AVAILABLE RECORDS below:
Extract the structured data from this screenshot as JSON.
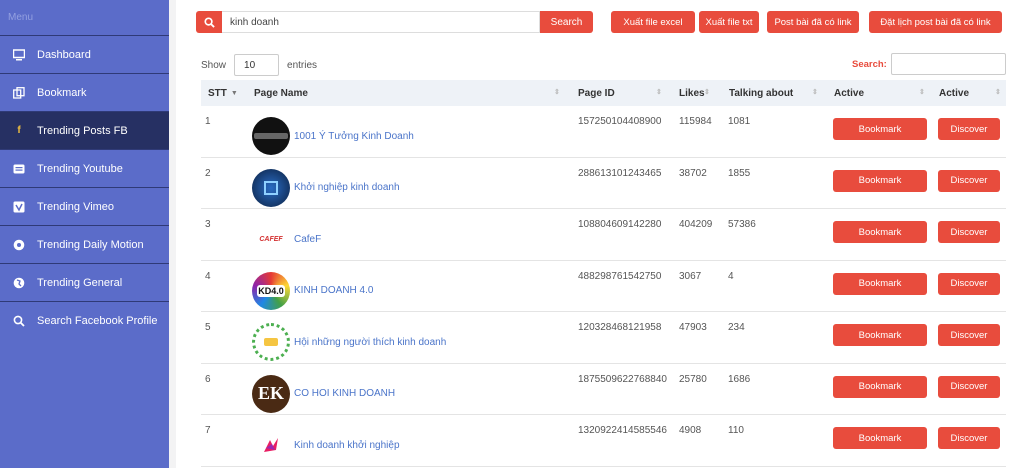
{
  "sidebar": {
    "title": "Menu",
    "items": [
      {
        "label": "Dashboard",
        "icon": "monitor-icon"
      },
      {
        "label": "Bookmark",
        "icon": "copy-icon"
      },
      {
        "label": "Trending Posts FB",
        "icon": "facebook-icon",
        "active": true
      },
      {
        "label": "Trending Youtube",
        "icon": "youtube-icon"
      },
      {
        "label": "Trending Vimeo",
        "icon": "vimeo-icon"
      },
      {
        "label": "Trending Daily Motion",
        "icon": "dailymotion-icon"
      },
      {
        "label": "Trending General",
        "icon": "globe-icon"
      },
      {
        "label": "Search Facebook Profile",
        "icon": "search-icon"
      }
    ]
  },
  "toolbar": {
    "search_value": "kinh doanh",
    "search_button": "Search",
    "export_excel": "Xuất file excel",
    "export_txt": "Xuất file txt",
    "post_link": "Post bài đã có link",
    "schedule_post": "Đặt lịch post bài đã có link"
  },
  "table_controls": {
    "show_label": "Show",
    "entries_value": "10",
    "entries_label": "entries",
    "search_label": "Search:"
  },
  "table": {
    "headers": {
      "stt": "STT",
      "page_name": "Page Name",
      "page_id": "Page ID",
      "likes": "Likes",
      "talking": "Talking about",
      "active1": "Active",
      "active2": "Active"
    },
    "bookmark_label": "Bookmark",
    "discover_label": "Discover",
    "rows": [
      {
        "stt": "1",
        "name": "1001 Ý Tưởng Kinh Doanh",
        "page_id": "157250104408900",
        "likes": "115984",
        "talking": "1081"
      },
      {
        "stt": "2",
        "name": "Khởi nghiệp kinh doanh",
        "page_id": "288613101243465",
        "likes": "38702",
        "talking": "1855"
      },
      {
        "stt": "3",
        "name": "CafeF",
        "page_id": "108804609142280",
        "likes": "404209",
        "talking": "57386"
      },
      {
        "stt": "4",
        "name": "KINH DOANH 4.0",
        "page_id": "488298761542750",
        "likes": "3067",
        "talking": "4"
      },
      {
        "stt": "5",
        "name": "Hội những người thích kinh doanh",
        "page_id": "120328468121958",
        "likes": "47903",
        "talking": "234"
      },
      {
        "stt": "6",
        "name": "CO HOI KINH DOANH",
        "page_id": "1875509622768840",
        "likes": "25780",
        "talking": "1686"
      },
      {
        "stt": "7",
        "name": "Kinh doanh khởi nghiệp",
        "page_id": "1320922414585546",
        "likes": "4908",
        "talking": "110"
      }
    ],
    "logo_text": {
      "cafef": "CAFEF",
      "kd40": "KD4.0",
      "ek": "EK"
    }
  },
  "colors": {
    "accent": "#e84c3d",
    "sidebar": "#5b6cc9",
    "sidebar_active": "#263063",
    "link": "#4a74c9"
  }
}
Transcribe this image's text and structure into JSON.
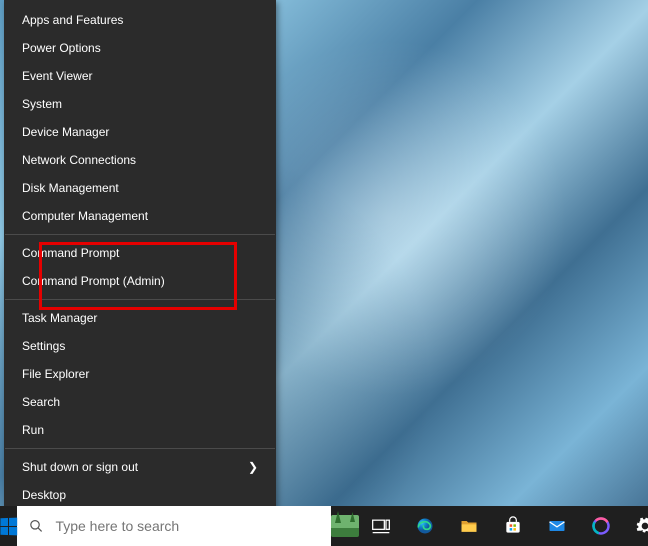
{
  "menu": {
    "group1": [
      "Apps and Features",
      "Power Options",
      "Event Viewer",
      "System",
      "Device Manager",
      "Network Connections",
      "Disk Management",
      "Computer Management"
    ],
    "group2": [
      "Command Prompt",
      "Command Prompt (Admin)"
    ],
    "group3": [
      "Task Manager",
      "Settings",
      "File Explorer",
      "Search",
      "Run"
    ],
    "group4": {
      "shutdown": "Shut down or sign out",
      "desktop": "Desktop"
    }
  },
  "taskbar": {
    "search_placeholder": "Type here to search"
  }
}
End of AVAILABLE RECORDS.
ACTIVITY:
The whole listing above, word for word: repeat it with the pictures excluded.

THE ANSWER:
Extract the structured data from this screenshot as JSON.
{
  "sidebar": {
    "title": "Menu",
    "items": [
      {
        "label": "Dashboard",
        "icon": "monitor-icon"
      },
      {
        "label": "Bookmark",
        "icon": "copy-icon"
      },
      {
        "label": "Trending Posts FB",
        "icon": "facebook-icon",
        "active": true
      },
      {
        "label": "Trending Youtube",
        "icon": "youtube-icon"
      },
      {
        "label": "Trending Vimeo",
        "icon": "vimeo-icon"
      },
      {
        "label": "Trending Daily Motion",
        "icon": "dailymotion-icon"
      },
      {
        "label": "Trending General",
        "icon": "globe-icon"
      },
      {
        "label": "Search Facebook Profile",
        "icon": "search-icon"
      }
    ]
  },
  "toolbar": {
    "search_value": "kinh doanh",
    "search_button": "Search",
    "export_excel": "Xuất file excel",
    "export_txt": "Xuất file txt",
    "post_link": "Post bài đã có link",
    "schedule_post": "Đặt lịch post bài đã có link"
  },
  "table_controls": {
    "show_label": "Show",
    "entries_value": "10",
    "entries_label": "entries",
    "search_label": "Search:"
  },
  "table": {
    "headers": {
      "stt": "STT",
      "page_name": "Page Name",
      "page_id": "Page ID",
      "likes": "Likes",
      "talking": "Talking about",
      "active1": "Active",
      "active2": "Active"
    },
    "bookmark_label": "Bookmark",
    "discover_label": "Discover",
    "rows": [
      {
        "stt": "1",
        "name": "1001 Ý Tưởng Kinh Doanh",
        "page_id": "157250104408900",
        "likes": "115984",
        "talking": "1081"
      },
      {
        "stt": "2",
        "name": "Khởi nghiệp kinh doanh",
        "page_id": "288613101243465",
        "likes": "38702",
        "talking": "1855"
      },
      {
        "stt": "3",
        "name": "CafeF",
        "page_id": "108804609142280",
        "likes": "404209",
        "talking": "57386"
      },
      {
        "stt": "4",
        "name": "KINH DOANH 4.0",
        "page_id": "488298761542750",
        "likes": "3067",
        "talking": "4"
      },
      {
        "stt": "5",
        "name": "Hội những người thích kinh doanh",
        "page_id": "120328468121958",
        "likes": "47903",
        "talking": "234"
      },
      {
        "stt": "6",
        "name": "CO HOI KINH DOANH",
        "page_id": "1875509622768840",
        "likes": "25780",
        "talking": "1686"
      },
      {
        "stt": "7",
        "name": "Kinh doanh khởi nghiệp",
        "page_id": "1320922414585546",
        "likes": "4908",
        "talking": "110"
      }
    ],
    "logo_text": {
      "cafef": "CAFEF",
      "kd40": "KD4.0",
      "ek": "EK"
    }
  },
  "colors": {
    "accent": "#e84c3d",
    "sidebar": "#5b6cc9",
    "sidebar_active": "#263063",
    "link": "#4a74c9"
  }
}
Transcribe this image's text and structure into JSON.
{
  "menu": {
    "group1": [
      "Apps and Features",
      "Power Options",
      "Event Viewer",
      "System",
      "Device Manager",
      "Network Connections",
      "Disk Management",
      "Computer Management"
    ],
    "group2": [
      "Command Prompt",
      "Command Prompt (Admin)"
    ],
    "group3": [
      "Task Manager",
      "Settings",
      "File Explorer",
      "Search",
      "Run"
    ],
    "group4": {
      "shutdown": "Shut down or sign out",
      "desktop": "Desktop"
    }
  },
  "taskbar": {
    "search_placeholder": "Type here to search"
  }
}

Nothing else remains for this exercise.